Finally gaining entry, I greeted the professors at my booth and began to set up my demo. Getting the EPOC saturated with saline and fixed on my head, I loaded up the Emotiv SDK and the Java program to communicate between the SDK and ISAAC. After confirming everything was good to go, I tried to relax, surveying the large crowd that had swarmed into the building in the meantime. Walking around Gampel with my nerd gear, I got a few intrigued and many more puzzled looks from spectators and fellow Huskies.
This was actually a bigger event than I was expecting
After the introduction and welcoming address to the young inventors, people were free to walk around and check out the displays set up by SoE. As I didn't have much room on the small table, I tried moving off to the side of the booth to fly ISAAC. Curious people gathered around, probably confused at the bizarre contraption clamped to my skull. Although not without some struggle, I was able to get it to fly. There seemed to be random instances in which one of the many components I rely on to communicate with each other for a flawless demo decided to not participate in the baton-passing of the data.
Displeased with these occurrences, I tried to investigate the cause as the size of the crowd tapered down. Sure enough, I was randomly getting disconnected to the SDK for seemingly no reason, now seemingly permanently as restarting the program and the headset didn't fix the issue. I was told that I didn't have to stick around since the demo wasn't working but I stubbornly refused. "How is this possible? Is this thing almost dead? I just charged it last night!" Of course I didn't have the charger with me either, so I had to run back to my dorm to grab it. And of course that meant venturing out into daylight looking like an escaped science experiment test subject.
However, retrieving the charger and plugging it into the headset for a few minutes didn't do anything, there was nothing wrong with the amount of charge remaining. Confused, I asked one of the professors what could possibly be at fault. The most probable culprit? Interference.
The EPOC communicates to the SDK over Bluetooth. As crowds gathered which contained people wearing Bluetooth headsets and people that possibly unknowingly had Bluetooth enabled on their phone, my connection to the computer would cut out and all the sensors would go black on the display. Sometimes relocating my demo would solve the problem. In one instance I herded a flock of roughly 20 people over to a wide open space and successfully flew ISAAC with the headset and received a round of applause.
Repping for the CSE departmentAfter discovering the issue, we asked spectators to disable Bluetooth to reduce interference possibilities. The result was a larger frequency of successful demos. Many visitors took pictures and congratulated me on the project. I was even asked to do an interview for an article from the executive editor of a magazine -- all which wouldn't have ever happened had I decided to abandon ship the instant things decided to go south. Times like this I'm thankful for my stubbornness.

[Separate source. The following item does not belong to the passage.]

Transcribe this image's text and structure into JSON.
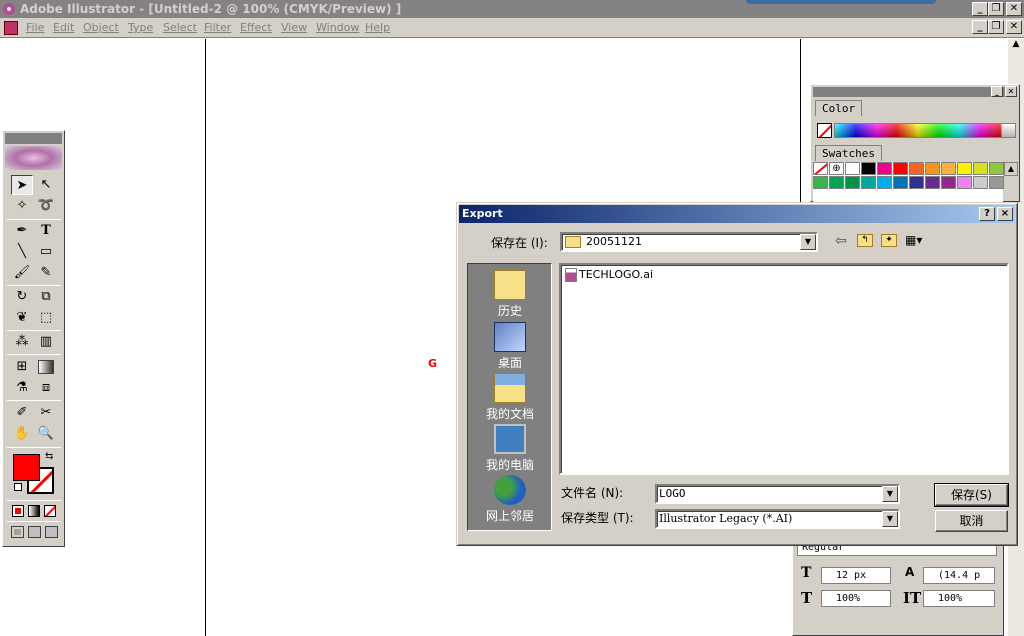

Overall, it was a huge success. Many people were (*Three Dog voice from Fallout 3*) astounded, bedazzled, and otherwise stupefied. Hopefully I had a positive impact on a lot of kids that might be considering engineering.